### DIRECTIONS FOR THIS TASK
Word-for-word reproduction, images excluded: copy every entry below.

-- Opening Marker --

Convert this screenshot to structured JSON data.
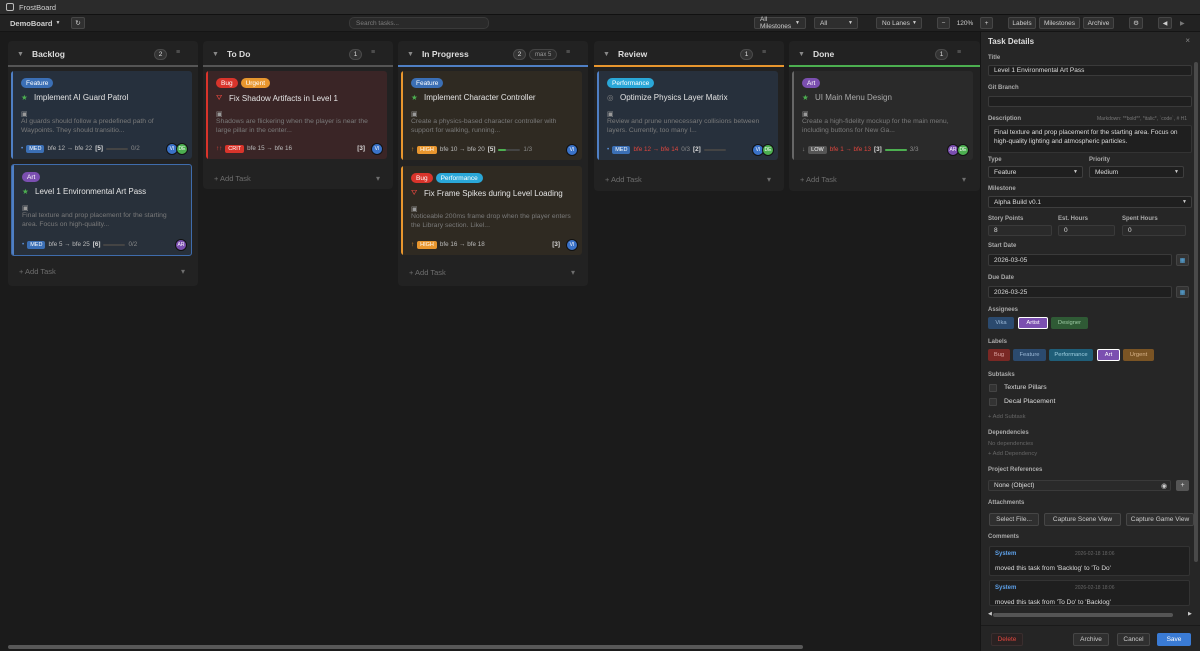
{
  "app": {
    "title": "FrostBoard"
  },
  "toolbar": {
    "board": "DemoBoard",
    "search_placeholder": "Search tasks...",
    "milestones": "All Milestones",
    "filter": "All",
    "lanes": "No Lanes",
    "zoom": "120%",
    "minus": "−",
    "plus": "+",
    "labels_btn": "Labels",
    "milestones_btn": "Milestones",
    "archive_btn": "Archive"
  },
  "columns": [
    {
      "name": "Backlog",
      "count": "2",
      "color": "#555555"
    },
    {
      "name": "To Do",
      "count": "1",
      "color": "#555555"
    },
    {
      "name": "In Progress",
      "count": "2",
      "max": "max 5",
      "color": "#4f7fc4"
    },
    {
      "name": "Review",
      "count": "1",
      "color": "#e8962e"
    },
    {
      "name": "Done",
      "count": "1",
      "color": "#4caf50"
    }
  ],
  "add_task": "+ Add Task",
  "cards": [
    {
      "tags": [
        "Feature"
      ],
      "icon": "★",
      "title": "Implement AI Guard Patrol",
      "desc": "AI guards should follow a predefined path of Waypoints. They should transitio...",
      "prio": "MED",
      "deps": "bfe 12 → bfe 22",
      "att": "[5]",
      "chk": "0/2",
      "progress": 0,
      "avatars": [
        "VI",
        "DE"
      ]
    },
    {
      "tags": [
        "Art"
      ],
      "icon": "★",
      "title": "Level 1 Environmental Art Pass",
      "desc": "Final texture and prop placement for the starting area. Focus on high-quality...",
      "prio": "MED",
      "deps": "bfe 5 → bfe 25",
      "att": "[6]",
      "chk": "0/2",
      "progress": 0,
      "avatars": [
        "AR"
      ]
    },
    {
      "tags": [
        "Bug",
        "Urgent"
      ],
      "icon": "⛛",
      "title": "Fix Shadow Artifacts in Level 1",
      "desc": "Shadows are flickering when the player is near the large pillar in the center...",
      "prio": "CRIT",
      "deps": "bfe 15 → bfe 16",
      "att": "[3]",
      "avatars": [
        "VI"
      ]
    },
    {
      "tags": [
        "Feature"
      ],
      "icon": "★",
      "title": "Implement Character Controller",
      "desc": "Create a physics-based character controller with support for walking, running...",
      "prio": "HIGH",
      "deps": "bfe 10 → bfe 20",
      "att": "[5]",
      "chk": "1/3",
      "progress": 0.33,
      "avatars": [
        "VI"
      ]
    },
    {
      "tags": [
        "Bug",
        "Performance"
      ],
      "icon": "⛛",
      "title": "Fix Frame Spikes during Level Loading",
      "desc": "Noticeable 200ms frame drop when the player enters the Library section. Likel...",
      "prio": "HIGH",
      "deps": "bfe 16 → bfe 18",
      "att": "[3]",
      "avatars": [
        "VI"
      ]
    },
    {
      "tags": [
        "Performance"
      ],
      "icon": "◎",
      "title": "Optimize Physics Layer Matrix",
      "desc": "Review and prune unnecessary collisions between layers. Currently, too many l...",
      "prio": "MED",
      "deps": "bfe 12 → bfe 14",
      "att": "[2]",
      "chk": "0/3",
      "progress": 0,
      "avatars": [
        "VI",
        "DE"
      ]
    },
    {
      "tags": [
        "Art"
      ],
      "icon": "★",
      "title": "UI Main Menu Design",
      "desc": "Create a high-fidelity mockup for the main menu, including buttons for New Ga...",
      "prio": "LOW",
      "deps": "bfe 1 → bfe 13",
      "att": "[3]",
      "chk": "3/3",
      "progress": 1,
      "avatars": [
        "AR",
        "DE"
      ]
    }
  ],
  "panel": {
    "title": "Task Details",
    "close": "×",
    "title_label": "Title",
    "title_value": "Level 1 Environmental Art Pass",
    "git_label": "Git Branch",
    "git_value": "",
    "desc_label": "Description",
    "desc_hint": "Markdown: **bold**, *italic*, `code`, # H1",
    "desc_value": "Final texture and prop placement for the starting area. Focus on high-quality lighting and atmospheric particles.",
    "type_label": "Type",
    "type_value": "Feature",
    "priority_label": "Priority",
    "priority_value": "Medium",
    "milestone_label": "Milestone",
    "milestone_value": "Alpha Build v0.1",
    "sp_label": "Story Points",
    "sp_value": "8",
    "est_label": "Est. Hours",
    "est_value": "0",
    "spent_label": "Spent Hours",
    "spent_value": "0",
    "start_label": "Start Date",
    "start_value": "2026-03-05",
    "due_label": "Due Date",
    "due_value": "2026-03-25",
    "assignees_label": "Assignees",
    "assignees": [
      "Vika",
      "Artist",
      "Designer"
    ],
    "labels_label": "Labels",
    "labels": [
      "Bug",
      "Feature",
      "Performance",
      "Art",
      "Urgent"
    ],
    "subtasks_label": "Subtasks",
    "subtasks": [
      "Texture Pillars",
      "Decal Placement"
    ],
    "add_subtask": "+ Add Subtask",
    "deps_label": "Dependencies",
    "no_deps": "No dependencies",
    "add_dep": "+ Add Dependency",
    "refs_label": "Project References",
    "refs_value": "None (Object)",
    "attach_label": "Attachments",
    "attach_btns": [
      "Select File...",
      "Capture Scene View",
      "Capture Game View"
    ],
    "comments_label": "Comments",
    "comments": [
      {
        "author": "System",
        "time": "2026-02-18 18:06",
        "text": "moved this task from 'Backlog' to 'To Do'"
      },
      {
        "author": "System",
        "time": "2026-02-18 18:06",
        "text": "moved this task from 'To Do' to 'Backlog'"
      }
    ],
    "delete": "Delete",
    "archive": "Archive",
    "cancel": "Cancel",
    "save": "Save"
  },
  "colors": {
    "feature": "#3b6fb5",
    "art": "#7b4fb0",
    "bug": "#d9342b",
    "urgent": "#e8962e",
    "performance": "#2aa7d8"
  }
}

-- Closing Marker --

### FINISHED TASK
Convert this screenshot to structured JSON data.
{
  "app": {
    "title": "FrostBoard"
  },
  "toolbar": {
    "board": "DemoBoard",
    "search_placeholder": "Search tasks...",
    "milestones": "All Milestones",
    "filter": "All",
    "lanes": "No Lanes",
    "zoom": "120%",
    "minus": "−",
    "plus": "+",
    "labels_btn": "Labels",
    "milestones_btn": "Milestones",
    "archive_btn": "Archive"
  },
  "columns": [
    {
      "name": "Backlog",
      "count": "2",
      "color": "#555555"
    },
    {
      "name": "To Do",
      "count": "1",
      "color": "#555555"
    },
    {
      "name": "In Progress",
      "count": "2",
      "max": "max 5",
      "color": "#4f7fc4"
    },
    {
      "name": "Review",
      "count": "1",
      "color": "#e8962e"
    },
    {
      "name": "Done",
      "count": "1",
      "color": "#4caf50"
    }
  ],
  "add_task": "+ Add Task",
  "cards": [
    {
      "tags": [
        "Feature"
      ],
      "icon": "★",
      "title": "Implement AI Guard Patrol",
      "desc": "AI guards should follow a predefined path of Waypoints. They should transitio...",
      "prio": "MED",
      "deps": "bfe 12 → bfe 22",
      "att": "[5]",
      "chk": "0/2",
      "progress": 0,
      "avatars": [
        "VI",
        "DE"
      ]
    },
    {
      "tags": [
        "Art"
      ],
      "icon": "★",
      "title": "Level 1 Environmental Art Pass",
      "desc": "Final texture and prop placement for the starting area. Focus on high-quality...",
      "prio": "MED",
      "deps": "bfe 5 → bfe 25",
      "att": "[6]",
      "chk": "0/2",
      "progress": 0,
      "avatars": [
        "AR"
      ]
    },
    {
      "tags": [
        "Bug",
        "Urgent"
      ],
      "icon": "⛛",
      "title": "Fix Shadow Artifacts in Level 1",
      "desc": "Shadows are flickering when the player is near the large pillar in the center...",
      "prio": "CRIT",
      "deps": "bfe 15 → bfe 16",
      "att": "[3]",
      "avatars": [
        "VI"
      ]
    },
    {
      "tags": [
        "Feature"
      ],
      "icon": "★",
      "title": "Implement Character Controller",
      "desc": "Create a physics-based character controller with support for walking, running...",
      "prio": "HIGH",
      "deps": "bfe 10 → bfe 20",
      "att": "[5]",
      "chk": "1/3",
      "progress": 0.33,
      "avatars": [
        "VI"
      ]
    },
    {
      "tags": [
        "Bug",
        "Performance"
      ],
      "icon": "⛛",
      "title": "Fix Frame Spikes during Level Loading",
      "desc": "Noticeable 200ms frame drop when the player enters the Library section. Likel...",
      "prio": "HIGH",
      "deps": "bfe 16 → bfe 18",
      "att": "[3]",
      "avatars": [
        "VI"
      ]
    },
    {
      "tags": [
        "Performance"
      ],
      "icon": "◎",
      "title": "Optimize Physics Layer Matrix",
      "desc": "Review and prune unnecessary collisions between layers. Currently, too many l...",
      "prio": "MED",
      "deps": "bfe 12 → bfe 14",
      "att": "[2]",
      "chk": "0/3",
      "progress": 0,
      "avatars": [
        "VI",
        "DE"
      ]
    },
    {
      "tags": [
        "Art"
      ],
      "icon": "★",
      "title": "UI Main Menu Design",
      "desc": "Create a high-fidelity mockup for the main menu, including buttons for New Ga...",
      "prio": "LOW",
      "deps": "bfe 1 → bfe 13",
      "att": "[3]",
      "chk": "3/3",
      "progress": 1,
      "avatars": [
        "AR",
        "DE"
      ]
    }
  ],
  "panel": {
    "title": "Task Details",
    "close": "×",
    "title_label": "Title",
    "title_value": "Level 1 Environmental Art Pass",
    "git_label": "Git Branch",
    "git_value": "",
    "desc_label": "Description",
    "desc_hint": "Markdown: **bold**, *italic*, `code`, # H1",
    "desc_value": "Final texture and prop placement for the starting area. Focus on high-quality lighting and atmospheric particles.",
    "type_label": "Type",
    "type_value": "Feature",
    "priority_label": "Priority",
    "priority_value": "Medium",
    "milestone_label": "Milestone",
    "milestone_value": "Alpha Build v0.1",
    "sp_label": "Story Points",
    "sp_value": "8",
    "est_label": "Est. Hours",
    "est_value": "0",
    "spent_label": "Spent Hours",
    "spent_value": "0",
    "start_label": "Start Date",
    "start_value": "2026-03-05",
    "due_label": "Due Date",
    "due_value": "2026-03-25",
    "assignees_label": "Assignees",
    "assignees": [
      "Vika",
      "Artist",
      "Designer"
    ],
    "labels_label": "Labels",
    "labels": [
      "Bug",
      "Feature",
      "Performance",
      "Art",
      "Urgent"
    ],
    "subtasks_label": "Subtasks",
    "subtasks": [
      "Texture Pillars",
      "Decal Placement"
    ],
    "add_subtask": "+ Add Subtask",
    "deps_label": "Dependencies",
    "no_deps": "No dependencies",
    "add_dep": "+ Add Dependency",
    "refs_label": "Project References",
    "refs_value": "None (Object)",
    "attach_label": "Attachments",
    "attach_btns": [
      "Select File...",
      "Capture Scene View",
      "Capture Game View"
    ],
    "comments_label": "Comments",
    "comments": [
      {
        "author": "System",
        "time": "2026-02-18 18:06",
        "text": "moved this task from 'Backlog' to 'To Do'"
      },
      {
        "author": "System",
        "time": "2026-02-18 18:06",
        "text": "moved this task from 'To Do' to 'Backlog'"
      }
    ],
    "delete": "Delete",
    "archive": "Archive",
    "cancel": "Cancel",
    "save": "Save"
  },
  "colors": {
    "feature": "#3b6fb5",
    "art": "#7b4fb0",
    "bug": "#d9342b",
    "urgent": "#e8962e",
    "performance": "#2aa7d8"
  }
}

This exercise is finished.